Data in this exercise section start

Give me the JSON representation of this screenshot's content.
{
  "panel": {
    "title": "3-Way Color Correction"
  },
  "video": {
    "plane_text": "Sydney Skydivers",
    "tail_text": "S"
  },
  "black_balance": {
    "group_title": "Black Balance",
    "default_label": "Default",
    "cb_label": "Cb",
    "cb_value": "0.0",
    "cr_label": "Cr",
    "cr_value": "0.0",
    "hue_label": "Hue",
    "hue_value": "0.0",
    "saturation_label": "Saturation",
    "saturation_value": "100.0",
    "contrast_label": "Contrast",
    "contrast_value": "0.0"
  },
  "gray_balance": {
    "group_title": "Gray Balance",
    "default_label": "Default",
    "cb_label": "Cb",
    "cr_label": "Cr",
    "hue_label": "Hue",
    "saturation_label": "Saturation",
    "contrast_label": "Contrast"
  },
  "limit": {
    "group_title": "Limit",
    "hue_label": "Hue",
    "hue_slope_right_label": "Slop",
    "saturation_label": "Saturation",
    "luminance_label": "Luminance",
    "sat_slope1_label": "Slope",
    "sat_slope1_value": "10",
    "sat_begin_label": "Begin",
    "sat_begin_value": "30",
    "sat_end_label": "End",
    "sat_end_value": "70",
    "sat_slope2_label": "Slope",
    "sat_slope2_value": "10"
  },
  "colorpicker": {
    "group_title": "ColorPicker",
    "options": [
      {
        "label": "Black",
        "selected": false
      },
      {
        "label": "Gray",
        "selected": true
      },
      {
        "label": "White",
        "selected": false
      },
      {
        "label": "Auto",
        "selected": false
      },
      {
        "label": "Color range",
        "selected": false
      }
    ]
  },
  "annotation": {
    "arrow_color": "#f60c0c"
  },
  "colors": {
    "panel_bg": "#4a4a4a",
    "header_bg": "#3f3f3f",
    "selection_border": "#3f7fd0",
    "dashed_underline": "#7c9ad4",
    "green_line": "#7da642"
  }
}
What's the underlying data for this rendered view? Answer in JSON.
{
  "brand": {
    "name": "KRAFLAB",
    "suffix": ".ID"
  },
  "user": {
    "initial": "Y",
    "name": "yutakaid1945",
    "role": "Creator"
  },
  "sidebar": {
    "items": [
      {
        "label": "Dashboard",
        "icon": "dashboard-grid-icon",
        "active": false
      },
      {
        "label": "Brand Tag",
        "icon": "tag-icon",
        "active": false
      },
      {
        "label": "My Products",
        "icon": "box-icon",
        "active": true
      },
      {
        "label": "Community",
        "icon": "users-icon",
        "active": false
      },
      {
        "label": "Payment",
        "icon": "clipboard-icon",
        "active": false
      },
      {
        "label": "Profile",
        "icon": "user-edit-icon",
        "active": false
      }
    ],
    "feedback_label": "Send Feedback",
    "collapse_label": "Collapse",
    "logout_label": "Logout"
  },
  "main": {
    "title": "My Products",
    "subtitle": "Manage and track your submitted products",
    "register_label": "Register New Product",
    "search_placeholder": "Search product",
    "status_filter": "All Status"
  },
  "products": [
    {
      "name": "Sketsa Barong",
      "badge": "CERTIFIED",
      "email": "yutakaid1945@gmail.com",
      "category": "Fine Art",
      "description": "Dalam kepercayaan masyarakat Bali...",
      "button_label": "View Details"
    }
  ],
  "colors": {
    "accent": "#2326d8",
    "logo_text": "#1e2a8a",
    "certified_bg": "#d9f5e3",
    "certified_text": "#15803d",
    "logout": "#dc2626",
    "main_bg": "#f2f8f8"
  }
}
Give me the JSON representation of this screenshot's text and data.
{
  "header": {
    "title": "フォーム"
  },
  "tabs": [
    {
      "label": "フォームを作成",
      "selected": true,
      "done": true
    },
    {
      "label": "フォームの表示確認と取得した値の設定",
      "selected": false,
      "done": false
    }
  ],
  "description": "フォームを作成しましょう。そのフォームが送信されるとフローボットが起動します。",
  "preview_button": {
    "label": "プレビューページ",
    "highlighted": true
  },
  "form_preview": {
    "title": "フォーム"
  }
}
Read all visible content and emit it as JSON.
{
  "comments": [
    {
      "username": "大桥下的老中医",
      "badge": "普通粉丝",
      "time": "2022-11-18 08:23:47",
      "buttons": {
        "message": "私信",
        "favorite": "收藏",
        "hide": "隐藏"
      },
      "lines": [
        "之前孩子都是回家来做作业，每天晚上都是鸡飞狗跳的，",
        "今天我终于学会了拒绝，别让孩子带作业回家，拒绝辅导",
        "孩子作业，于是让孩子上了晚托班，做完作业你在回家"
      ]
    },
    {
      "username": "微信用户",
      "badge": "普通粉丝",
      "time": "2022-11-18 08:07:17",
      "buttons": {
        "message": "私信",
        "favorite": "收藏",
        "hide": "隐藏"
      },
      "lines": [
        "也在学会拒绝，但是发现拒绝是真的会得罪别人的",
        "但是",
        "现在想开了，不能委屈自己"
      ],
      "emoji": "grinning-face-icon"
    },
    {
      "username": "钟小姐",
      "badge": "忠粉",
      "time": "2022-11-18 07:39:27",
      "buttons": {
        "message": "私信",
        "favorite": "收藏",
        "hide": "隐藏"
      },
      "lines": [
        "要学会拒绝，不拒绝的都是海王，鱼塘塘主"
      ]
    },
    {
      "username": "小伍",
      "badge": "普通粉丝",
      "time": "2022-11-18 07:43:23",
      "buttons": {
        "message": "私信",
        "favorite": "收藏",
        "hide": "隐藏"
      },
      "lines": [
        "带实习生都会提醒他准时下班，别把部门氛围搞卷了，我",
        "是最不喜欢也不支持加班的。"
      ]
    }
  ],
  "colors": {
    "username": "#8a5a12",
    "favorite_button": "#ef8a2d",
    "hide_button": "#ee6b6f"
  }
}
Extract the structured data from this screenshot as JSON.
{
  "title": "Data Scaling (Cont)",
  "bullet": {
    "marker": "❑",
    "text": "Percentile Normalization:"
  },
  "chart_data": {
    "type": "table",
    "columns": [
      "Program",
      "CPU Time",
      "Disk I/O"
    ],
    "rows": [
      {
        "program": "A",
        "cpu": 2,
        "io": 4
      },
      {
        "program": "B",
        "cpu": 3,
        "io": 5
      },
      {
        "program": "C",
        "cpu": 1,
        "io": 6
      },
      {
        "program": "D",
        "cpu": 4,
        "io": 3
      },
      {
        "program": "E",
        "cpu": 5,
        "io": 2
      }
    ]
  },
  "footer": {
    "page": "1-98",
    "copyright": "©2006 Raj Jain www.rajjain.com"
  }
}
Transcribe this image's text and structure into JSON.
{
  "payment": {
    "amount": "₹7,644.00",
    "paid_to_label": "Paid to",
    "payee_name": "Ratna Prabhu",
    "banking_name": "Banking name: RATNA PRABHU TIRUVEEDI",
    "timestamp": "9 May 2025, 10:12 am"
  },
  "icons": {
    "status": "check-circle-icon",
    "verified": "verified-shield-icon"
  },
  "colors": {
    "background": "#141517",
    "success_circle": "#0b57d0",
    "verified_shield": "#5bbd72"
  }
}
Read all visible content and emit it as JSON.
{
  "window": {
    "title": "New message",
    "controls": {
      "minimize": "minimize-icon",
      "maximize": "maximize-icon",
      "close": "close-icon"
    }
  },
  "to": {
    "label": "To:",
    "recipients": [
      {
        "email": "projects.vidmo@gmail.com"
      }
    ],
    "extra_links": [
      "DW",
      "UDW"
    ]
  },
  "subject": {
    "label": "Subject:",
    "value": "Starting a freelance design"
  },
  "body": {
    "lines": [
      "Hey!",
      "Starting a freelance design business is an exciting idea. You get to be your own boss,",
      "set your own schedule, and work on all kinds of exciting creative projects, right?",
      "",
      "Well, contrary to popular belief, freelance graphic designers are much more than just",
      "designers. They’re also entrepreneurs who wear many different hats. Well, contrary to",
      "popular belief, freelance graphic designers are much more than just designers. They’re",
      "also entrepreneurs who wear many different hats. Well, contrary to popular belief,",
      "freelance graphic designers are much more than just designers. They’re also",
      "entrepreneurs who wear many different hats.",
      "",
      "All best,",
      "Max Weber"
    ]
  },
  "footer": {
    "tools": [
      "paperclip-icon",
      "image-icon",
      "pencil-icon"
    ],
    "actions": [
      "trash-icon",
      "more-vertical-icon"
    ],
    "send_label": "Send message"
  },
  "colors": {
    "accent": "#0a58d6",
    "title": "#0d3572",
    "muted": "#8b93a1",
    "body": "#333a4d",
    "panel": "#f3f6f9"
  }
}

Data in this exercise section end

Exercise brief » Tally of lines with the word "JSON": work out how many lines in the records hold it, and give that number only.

Result of the exercise » 7